After Sarah relates a shocking incident from the past, we understand why Laura resents her mother and worries about money. Then, Josh and Laura have a huge argument on the day of their wedding anniversary, and Prudence becomes violently ill after eating lilies that were delivered for the occasion. This brings Josh and Laura closer to each other and to Prudence as the book ends.

I downloaded Love Saves the Day from Audible and found the narration excellent. This book isn’t all serious. I had to laugh at the way Prudence perceives things, although she probably wouldn’t have found it funny. She thinks Josh’s computer keyboard is a cat bed and sleeps on it during the day when he’s not home. When Josh vacuums the spare bedroom where the boxes of Sarah’s things are stored, she thinks the vacuum cleaner is a monster about to attack her and the boxes. When Josh tosses a newspaper on the floor in the kitchen after reading it, she attacks it, looking for mice and other rodents, much to Josh and Laura’s amusement. The ruckus Prudence creates when she finds a toy rat in the closet among Sarah’s things is almost too funny. All this, along with the serious stuff, makes this book a worthwhile read.

Besides Love Saves the Day and Homer’s Odyssey, Gwen Cooper is the author of Diary of a South Beach Party Girl. Her books received positive reviews on NPR and in such publications as USSA Today, People, and Entertainment Weekly. A native of Miami, Florida, she worked for five years in non-profit administration, marketing, and fundraising. She led direct-service volunteer activities on behalf of such organizations as Pet Rescue, The Miami Lighthouse for the Blind, and the Miami Rescue Mission. She also initiated Reading Pen Pals, an elementary school-based literacy program in Miami’s Little Haiti.

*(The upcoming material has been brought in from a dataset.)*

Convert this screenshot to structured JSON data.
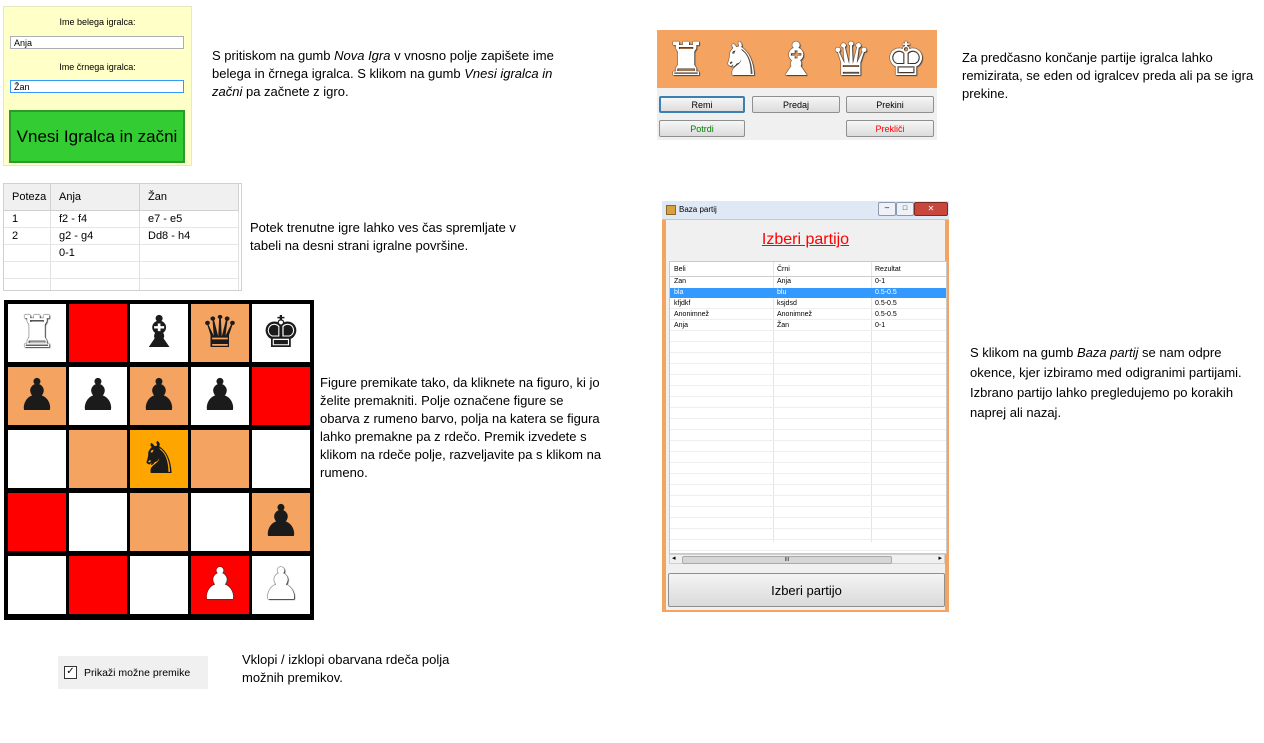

She was selected for membership in the chamber of commerce’s Leadership Miami Program and nominated for the organization’s Carlos Arboleya Award. She also joined the Hannah Kawn Poetry Foundation and eventually switched from non-profit administration to marketing communications.

She moved to Manhattan, New York, in 2001 where she was the creative services director for AOL Time Warner’s online marketing group. In 2003, she became the special projects manager at Wenner Media, the publisher of Rolling Stone and Us Weekly where she worked until the sale of her first book. She lives in Manhattan with her husband Laurence and their three cats: Homer, Clayton, and Fanny.

Love Saves the Day is available from Amazon and other online retailers. It can also be purchased and downloaded in a recorded format from Audible. I suggest you curl up in your favorite armchair with your cat and read this book.

 

Abbie Johnson Taylor, Author of We Shall Overcome and How to Build a Better Mousetrap: Recollections and Reflections of a Family Caregiver

In Praise of Cats

The first poem I ever read by Marge Piercy is “In Praise of Joe” which can be read here. This poem, about her addiction to coffee, inspired me to write “Ode to Dr. Pepper” which I posted on my blog here. In case you’re wondering what Dr. Pepper and coffee have to do with cats, I just finished reading Marge Piercy’s 2002 memoir, Sleeping with Cats. You can read my review of this book here.

 

Abbie Johnson Taylor, Author of We Shall Overcome and How to Build a Better Mousetrap: Recollections and Reflections of a Family Caregiver